All these knocks are part and parcel of the writing life, which is why it’s useful for our personal development (and sanity!) to look at ways to grow a tougher skin and learn to roll with the punches. Here, based on my own bittersweet experiences and those of some writer friends, are a few practical pointers…
Find ways to celebrate rejections
Rejections show that you are working hard to achieve your goals. The more you submit, the more you’ll be rejected – but equally, the more likely you are to get another acceptance! So rejections are, in a way, just milestones on the way to your next win.
One way to celebrate them is to give yourself a little reward each time you get one: a dime in a jar that you will spend on something nice when you hit a target amount. Some people defuse the sting by sharing their stats or even aiming for 100 rejections per year! The poet Brett Elizabeth Jenkins set herself this goal and found that as a result she’d “grown as a writer, met some kickass writers, sprouted relationships with a few editors, developed a thicker skin, and learned to take rejection like a champ.” In time, of course, some of those rejections turned into acceptances too.
“I’m not one to brag,” as a writer pal of mine said in a recent tweet, “but you’ll struggle to find a lit mag that hasn’t rejected me.” Remember: the more rejections and disappointments, the sweeter the feeling will be when you hit your goals!
Practice dealing with disappointment
Resilient writers aren’t people who get rejected less; they’re just writers who have learned to cope better with and learn from the experience. One tip here that’s advocated by corporate resilience trainers is to practice people saying No in low-stake situations that don’t really matter, to help you build up your coping skills.
Go to a fast-food outlet and ask them to gift-wrap your burger. Go to a bar and ask the staff if you can have a go at pouring the drinks. Ask your train driver if you can ride up front in the cab with her. These are silly requests, and they will almost certainly get turned down (and if they don’t you might come away with some interesting material!) But there is something exhilarating about daring to ask for unlikely things, and just enjoying your ability to suck up the baffled responses.
Study the nuances of rejection
In the miserable miasma of reading a fresh rejection, it can be easy to miss the nuggets of positivity and constructive feedback that are often contained in the message too. Some messages are form rejections, but it’s well-known that many venues have form messages that vary according to their take on the writer. A writer a venue wishes to encourage, for example, may get a standard message that’s quite different from the standard message that’s sent to a writer that for whatever reason they are never likely to publish.
So once the initial disappointment has subsided, make a point of going back to the message and seeing what you can learn from it for your next project or submission. Sometimes there is a valuable nugget in there (e.g. Try to use fewer adverbs or We felt we wanted to know more about what was happening from the protagonist’s perspective.) These are valuable insights that you can work with.
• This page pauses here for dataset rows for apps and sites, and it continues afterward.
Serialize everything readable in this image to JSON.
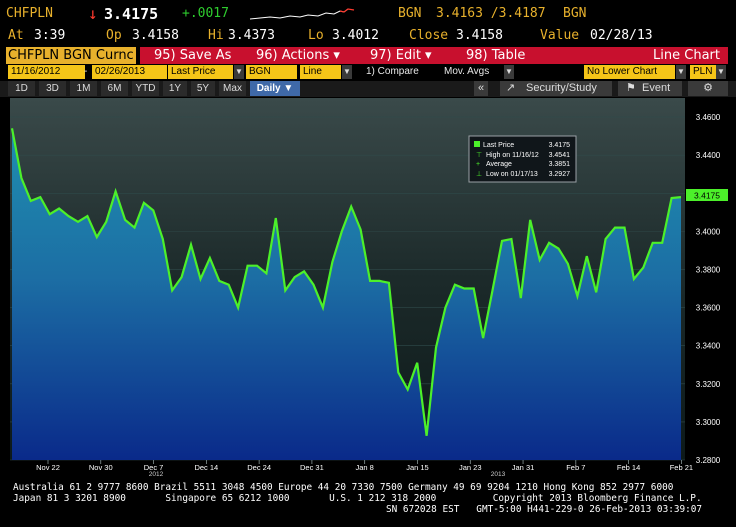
{
  "quote": {
    "ticker": "CHFPLN",
    "arrow": "↓",
    "last": "3.4175",
    "change": "+.0017",
    "source": "BGN",
    "bid_ask": "3.4163 /3.4187",
    "source2": "BGN",
    "at_label": "At",
    "at": "3:39",
    "op_label": "Op",
    "op": "3.4158",
    "hi_label": "Hi",
    "hi": "3.4373",
    "lo_label": "Lo",
    "lo": "3.4012",
    "close_label": "Close",
    "close": "3.4158",
    "value_label": "Value",
    "value": "02/28/13"
  },
  "toolbar": {
    "ticker_tab": "CHFPLN BGN Curnc",
    "save_as": "95) Save As",
    "actions": "96) Actions ▾",
    "edit": "97) Edit ▾",
    "table": "98) Table",
    "chart_type": "Line Chart"
  },
  "controls": {
    "start_date": "11/16/2012",
    "end_date": "02/26/2013",
    "field": "Last Price",
    "source": "BGN",
    "style": "Line",
    "compare": "1) Compare",
    "mov_avgs": "Mov. Avgs",
    "lower_chart": "No Lower Chart",
    "currency": "PLN"
  },
  "ranges": [
    "1D",
    "3D",
    "1M",
    "6M",
    "YTD",
    "1Y",
    "5Y",
    "Max"
  ],
  "range_selected": "Daily ▼",
  "security_study": "Security/Study",
  "event": "Event",
  "legend": {
    "last_price_label": "Last Price",
    "last_price": "3.4175",
    "high_label": "High on 11/16/12",
    "high": "3.4541",
    "avg_label": "Average",
    "avg": "3.3851",
    "low_label": "Low on 01/17/13",
    "low": "3.2927"
  },
  "chart_data": {
    "type": "area",
    "series_name": "Last Price",
    "ylim": [
      3.28,
      3.47
    ],
    "yticks": [
      "3.4600",
      "3.4400",
      "3.4200",
      "3.4000",
      "3.3800",
      "3.3600",
      "3.3400",
      "3.3200",
      "3.3000",
      "3.2800"
    ],
    "last_label": "3.4175",
    "xticks": [
      "Nov 22",
      "Nov 30",
      "Dec 7",
      "Dec 14",
      "Dec 24",
      "Dec 31",
      "Jan 8",
      "Jan 15",
      "Jan 23",
      "Jan 31",
      "Feb 7",
      "Feb 14",
      "Feb 21"
    ],
    "year_labels": [
      "2012",
      "2013"
    ],
    "values": [
      3.4541,
      3.428,
      3.416,
      3.418,
      3.409,
      3.412,
      3.408,
      3.405,
      3.408,
      3.397,
      3.405,
      3.421,
      3.406,
      3.402,
      3.415,
      3.411,
      3.396,
      3.369,
      3.376,
      3.393,
      3.375,
      3.386,
      3.374,
      3.372,
      3.36,
      3.382,
      3.382,
      3.378,
      3.407,
      3.369,
      3.376,
      3.379,
      3.372,
      3.36,
      3.384,
      3.4,
      3.413,
      3.401,
      3.374,
      3.374,
      3.373,
      3.326,
      3.317,
      3.331,
      3.2927,
      3.339,
      3.36,
      3.372,
      3.37,
      3.37,
      3.344,
      3.369,
      3.395,
      3.396,
      3.365,
      3.406,
      3.385,
      3.394,
      3.391,
      3.383,
      3.366,
      3.387,
      3.368,
      3.396,
      3.402,
      3.402,
      3.375,
      3.381,
      3.394,
      3.394,
      3.4175,
      3.418
    ]
  },
  "footer": {
    "line1": "Australia 61 2 9777 8600 Brazil 5511 3048 4500 Europe 44 20 7330 7500 Germany 49 69 9204 1210 Hong Kong 852 2977 6000",
    "line2": "Japan 81 3 3201 8900       Singapore 65 6212 1000       U.S. 1 212 318 2000          Copyright 2013 Bloomberg Finance L.P.",
    "line3": "SN 672028 EST   GMT-5:00 H441-229-0 26-Feb-2013 03:39:07"
  },
  "colors": {
    "amber": "#e8b12c",
    "red_bar": "#c8102e",
    "line": "#4cf02a",
    "input": "#f5c518"
  }
}
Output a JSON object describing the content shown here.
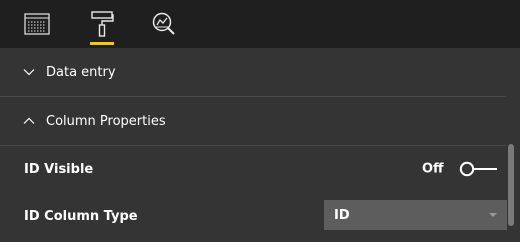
{
  "toolbar": {
    "icons": [
      {
        "name": "fields-icon"
      },
      {
        "name": "format-paint-roller-icon",
        "active": true
      },
      {
        "name": "analytics-icon"
      }
    ],
    "accent": "#f2c811"
  },
  "sections": [
    {
      "label": "Data entry",
      "expanded": false
    },
    {
      "label": "Column Properties",
      "expanded": true
    }
  ],
  "properties": {
    "id_visible": {
      "label": "ID Visible",
      "state": "Off"
    },
    "id_column_type": {
      "label": "ID Column Type",
      "value": "ID"
    }
  }
}
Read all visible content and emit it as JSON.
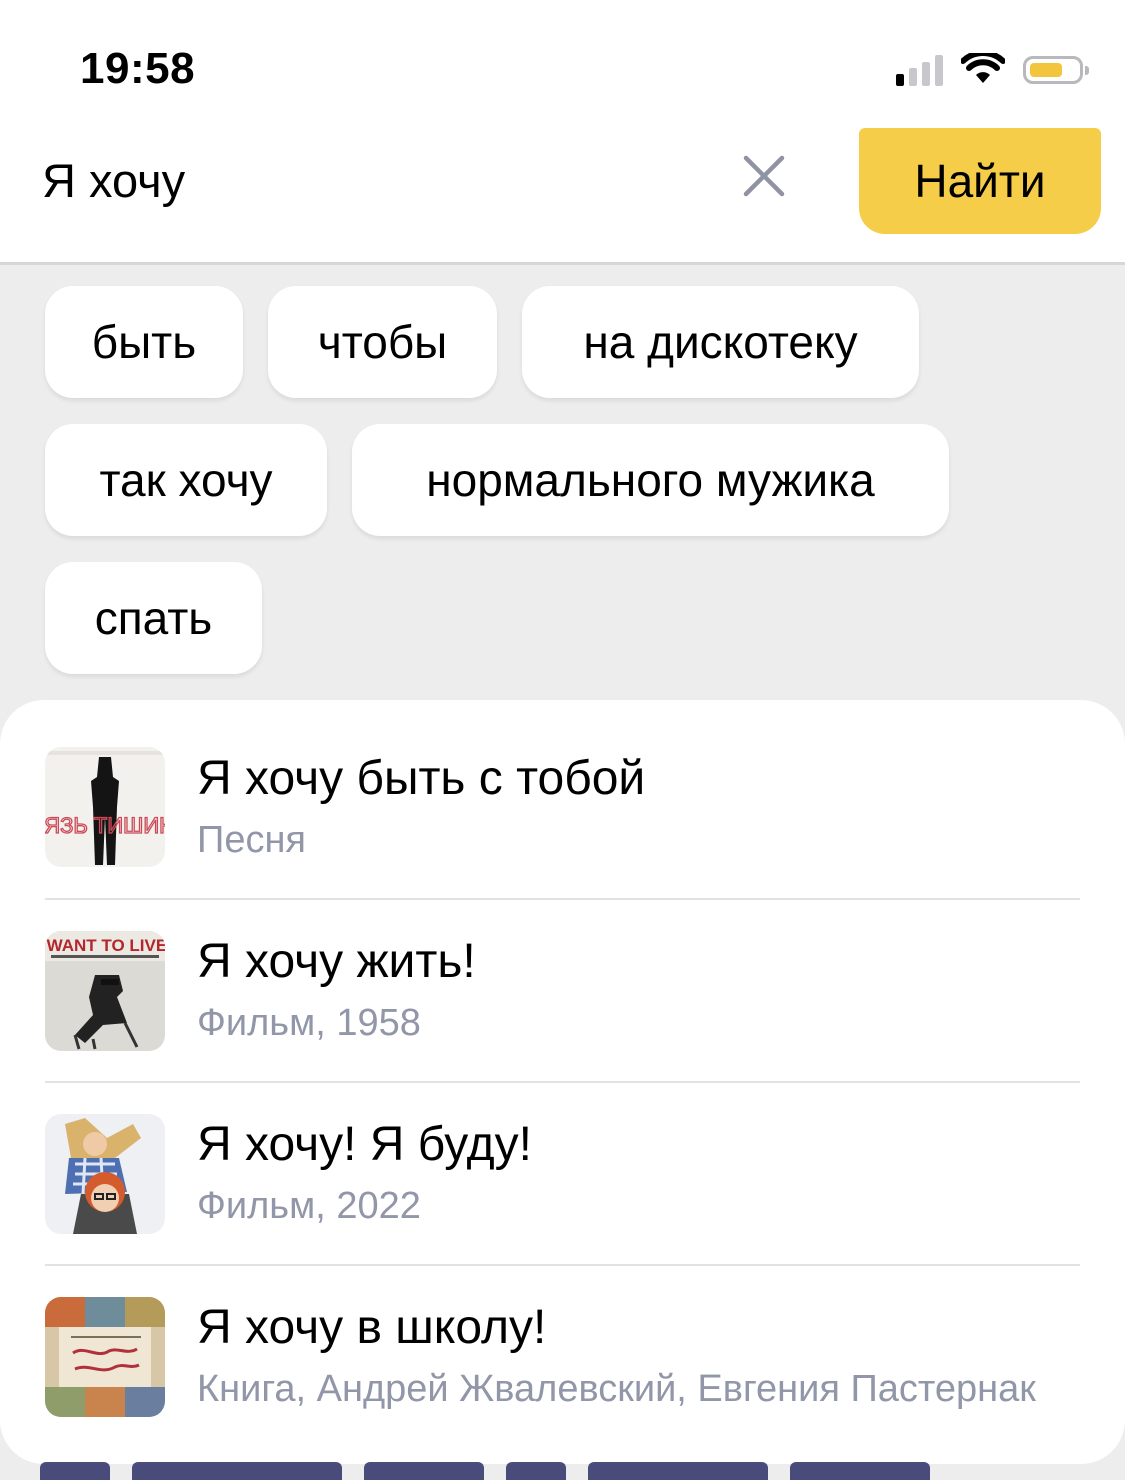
{
  "status_bar": {
    "time": "19:58",
    "icons": [
      "cellular-signal-icon",
      "wifi-icon",
      "battery-icon"
    ],
    "battery_color": "#f2c53d"
  },
  "search": {
    "query": "Я хочу",
    "clear_icon": "close-icon",
    "find_label": "Найти",
    "accent_color": "#f5cd49"
  },
  "suggestions": [
    "быть",
    "чтобы",
    "на дискотеку",
    "так хочу",
    "нормального мужика",
    "спать"
  ],
  "results": [
    {
      "title": "Я хочу быть с тобой",
      "subtitle": "Песня",
      "thumb_icon": "album-cover-knyaz-tishiny"
    },
    {
      "title": "Я хочу жить!",
      "subtitle": "Фильм, 1958",
      "thumb_icon": "movie-poster-i-want-to-live"
    },
    {
      "title": "Я хочу! Я буду!",
      "subtitle": "Фильм, 2022",
      "thumb_icon": "movie-poster-ya-hochu-ya-budu"
    },
    {
      "title": "Я хочу в школу!",
      "subtitle": "Книга, Андрей Жвалевский, Евгения Пастернак",
      "thumb_icon": "book-cover-ya-hochu-v-shkolu"
    }
  ],
  "thumb_text": {
    "album_cover": "КНЯЗЬ ТИШИНЫ",
    "poster": "I WANT TO LIVE!"
  }
}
However disappointing the message, always send an acknowledgment – stay polite and professional. And if a venue says you should submit again, then do so, once or twice more at least. They didn’t have to say that, after all.
Be honest with yourself
Some rejections are frankly quite well deserved. If you’ve submitted the same story or chapters and they’ve been turned down 45 times, it’s probably time (and has been for a while) to look again at what you’re submitting, do some significant rework or even move on.
Remember editors are often aspiring writers themselves, so they know all about rejection and are keen for you to succeed. But at the same time, they have an editorial vision and quality standards to uphold, and they are not easily fooled. A friend of mine received the feedback, “This feels part of a bigger piece.” And it was, of course.